[Entries provided — start]

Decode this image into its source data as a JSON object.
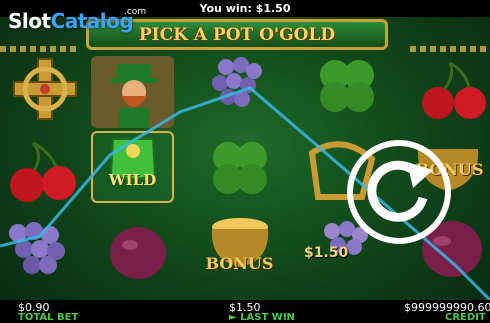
{
  "header": {
    "win_message": "You win: $1.50"
  },
  "branding": {
    "logo_white": "Slot",
    "logo_blue": "Catalog",
    "logo_com": ".com"
  },
  "game": {
    "title": "PICK A POT O'GOLD"
  },
  "reels": {
    "symbols": [
      [
        "celtic-cross",
        "cherries",
        "grapes",
        "plum"
      ],
      [
        "leprechaun",
        "wild-pot",
        "empty",
        "empty"
      ],
      [
        "grapes",
        "clover",
        "bonus-pot",
        "empty"
      ],
      [
        "clover",
        "harp",
        "grapes",
        "empty"
      ],
      [
        "cherries",
        "bonus-pot",
        "plum",
        "empty"
      ]
    ],
    "wild_label": "WILD",
    "bonus_label": "BONUS",
    "bonus_label_right": "BONUS",
    "cell_win": "$1.50"
  },
  "footer": {
    "total_bet_value": "$0.90",
    "total_bet_label": "TOTAL BET",
    "last_win_value": "$1.50",
    "last_win_label": "LAST WIN",
    "last_win_icon": "play-icon",
    "credit_value": "$999999990.60",
    "credit_label": "CREDIT"
  },
  "colors": {
    "gold": "#f2c75c",
    "green_label": "#48c84a",
    "payline": "#38b8e6"
  }
}
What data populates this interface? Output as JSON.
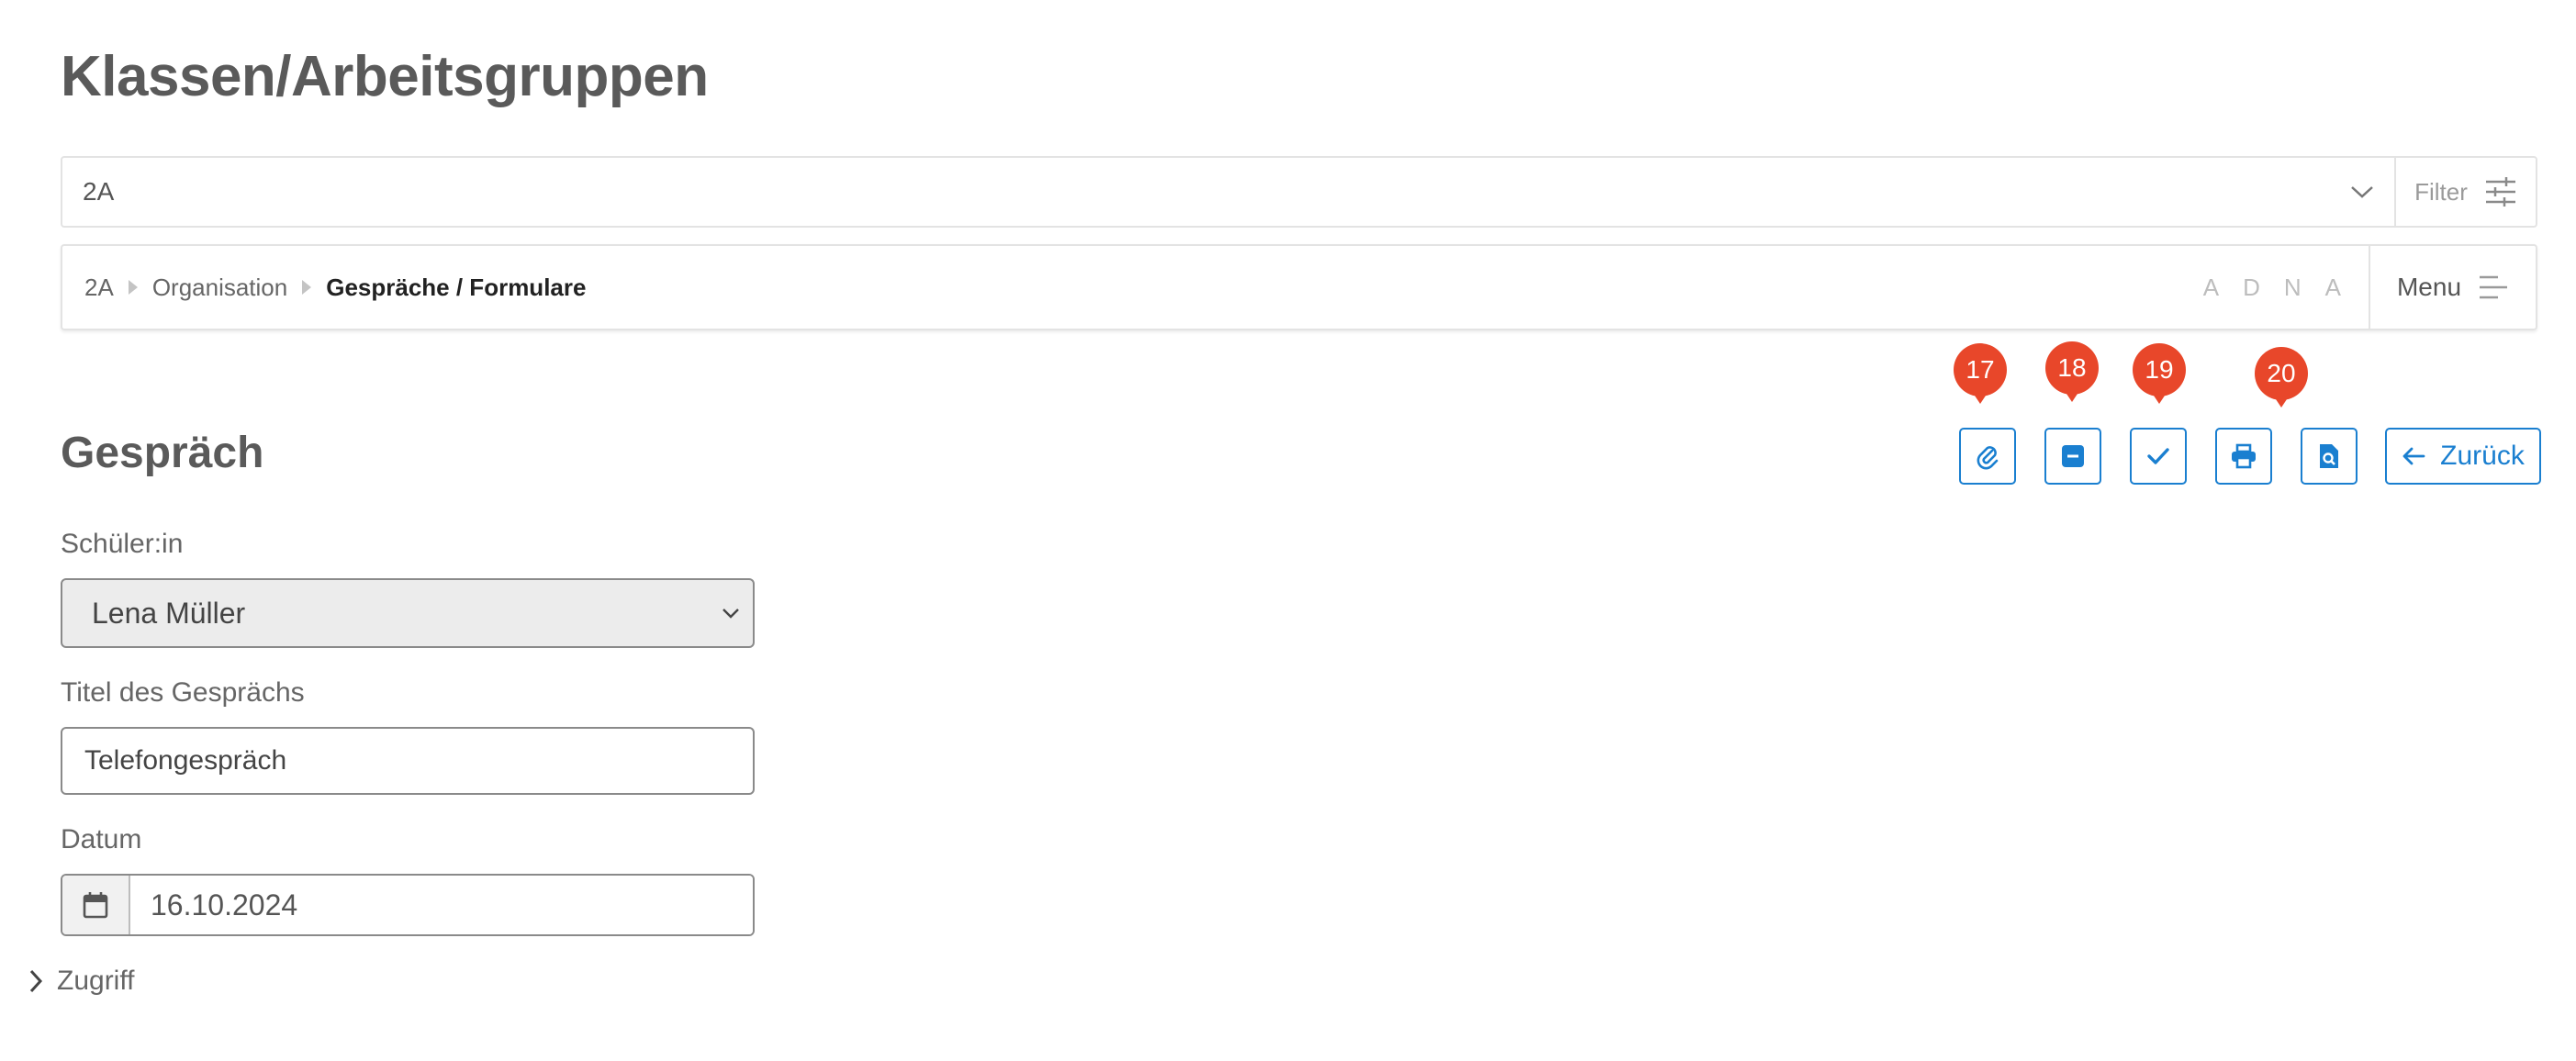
{
  "page": {
    "title": "Klassen/Arbeitsgruppen"
  },
  "class_select": {
    "value": "2A",
    "filter_label": "Filter"
  },
  "breadcrumb": {
    "items": [
      "2A",
      "Organisation"
    ],
    "current": "Gespräche / Formulare",
    "letters": [
      "A",
      "D",
      "N",
      "A"
    ],
    "menu_label": "Menu"
  },
  "section": {
    "title": "Gespräch"
  },
  "toolbar": {
    "buttons": [
      "paperclip-icon",
      "minus-square-icon",
      "check-icon",
      "printer-icon",
      "file-search-icon"
    ],
    "back_label": "Zurück",
    "markers": [
      "17",
      "18",
      "19",
      "20"
    ]
  },
  "form": {
    "student": {
      "label": "Schüler:in",
      "value": "Lena Müller"
    },
    "title": {
      "label": "Titel des Gesprächs",
      "value": "Telefongespräch"
    },
    "date": {
      "label": "Datum",
      "value": "16.10.2024"
    }
  },
  "access": {
    "label": "Zugriff"
  },
  "colors": {
    "accent": "#1a7fd0",
    "marker": "#e8472a",
    "text": "#575757"
  }
}
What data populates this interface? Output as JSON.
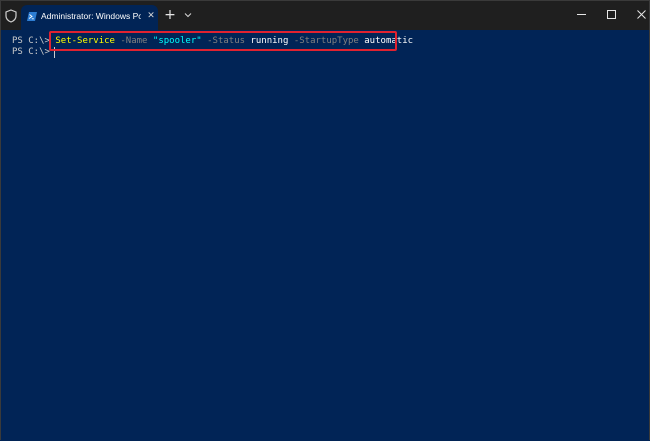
{
  "window": {
    "tab_title": "Administrator: Windows Powe",
    "close_tab_glyph": "✕",
    "new_tab_glyph": "+"
  },
  "terminal": {
    "line1": {
      "prompt": "PS C:\\> ",
      "cmdlet": "Set-Service",
      "param1": " -Name ",
      "value1": "\"spooler\"",
      "param2": " -Status ",
      "value2": "running",
      "param3": " -StartupType ",
      "value3": "automatic"
    },
    "line2": {
      "prompt": "PS C:\\> "
    }
  },
  "colors": {
    "background": "#012456",
    "titlebar": "#1f1f1f",
    "highlight_border": "#e02230",
    "cmdlet": "#ffff00",
    "parameter": "#808080",
    "string": "#00ffff"
  }
}
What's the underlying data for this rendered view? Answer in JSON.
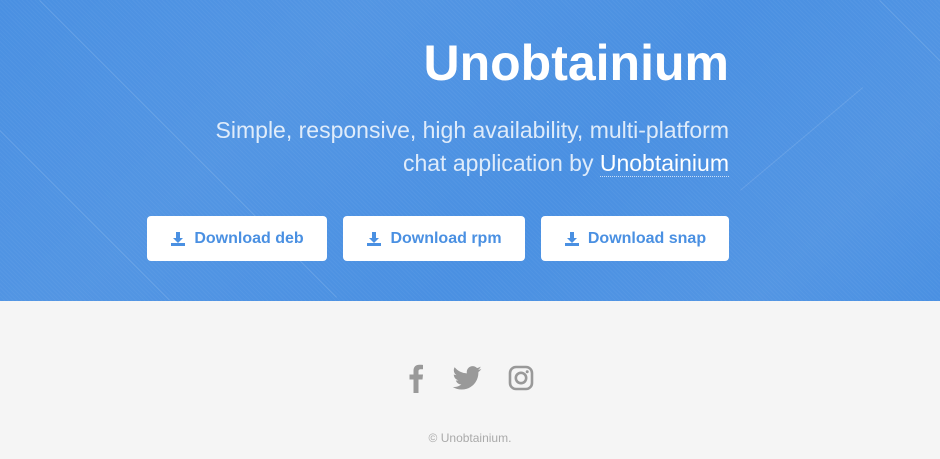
{
  "hero": {
    "title": "Unobtainium",
    "subtitle_text": "Simple, responsive, high availability, multi-platform chat application by ",
    "subtitle_link": "Unobtainium"
  },
  "downloads": [
    {
      "label": "Download deb",
      "icon": "download-icon"
    },
    {
      "label": "Download rpm",
      "icon": "download-icon"
    },
    {
      "label": "Download snap",
      "icon": "download-icon"
    }
  ],
  "social": [
    {
      "icon": "facebook-icon"
    },
    {
      "icon": "twitter-icon"
    },
    {
      "icon": "instagram-icon"
    }
  ],
  "footer": {
    "copyright": "© Unobtainium."
  },
  "colors": {
    "hero_background": "#4a90e2",
    "button_text": "#4a90e2",
    "footer_background": "#f5f5f5",
    "social_icon": "#999999",
    "copyright_text": "#aaaaaa"
  }
}
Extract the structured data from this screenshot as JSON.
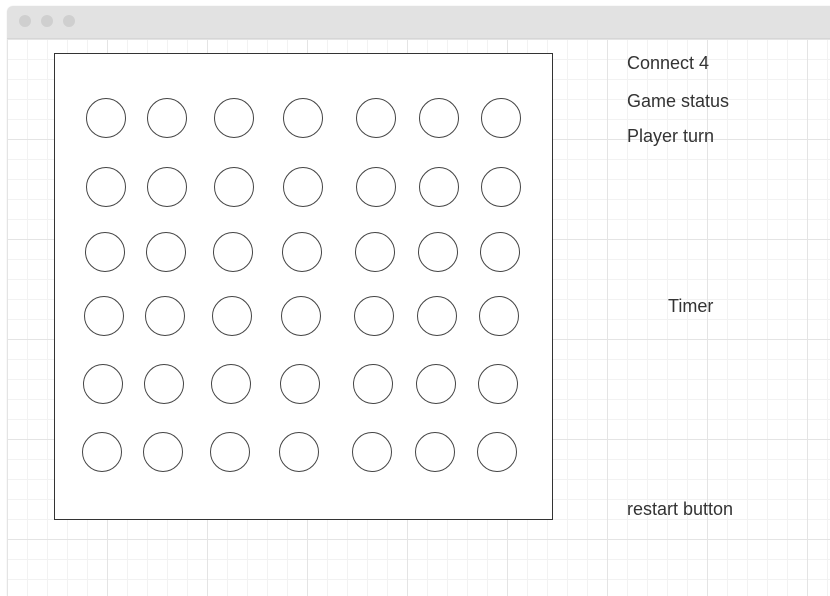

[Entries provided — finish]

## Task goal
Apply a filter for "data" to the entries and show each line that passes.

## Response
Decode this image into its source data as a JSON object.
What data populates this interface? Output as JSON.
What data populates this interface? Output as JSON.
What's the underlying data for this rendered view? Answer in JSON.
Extract the structured data from this screenshot as JSON.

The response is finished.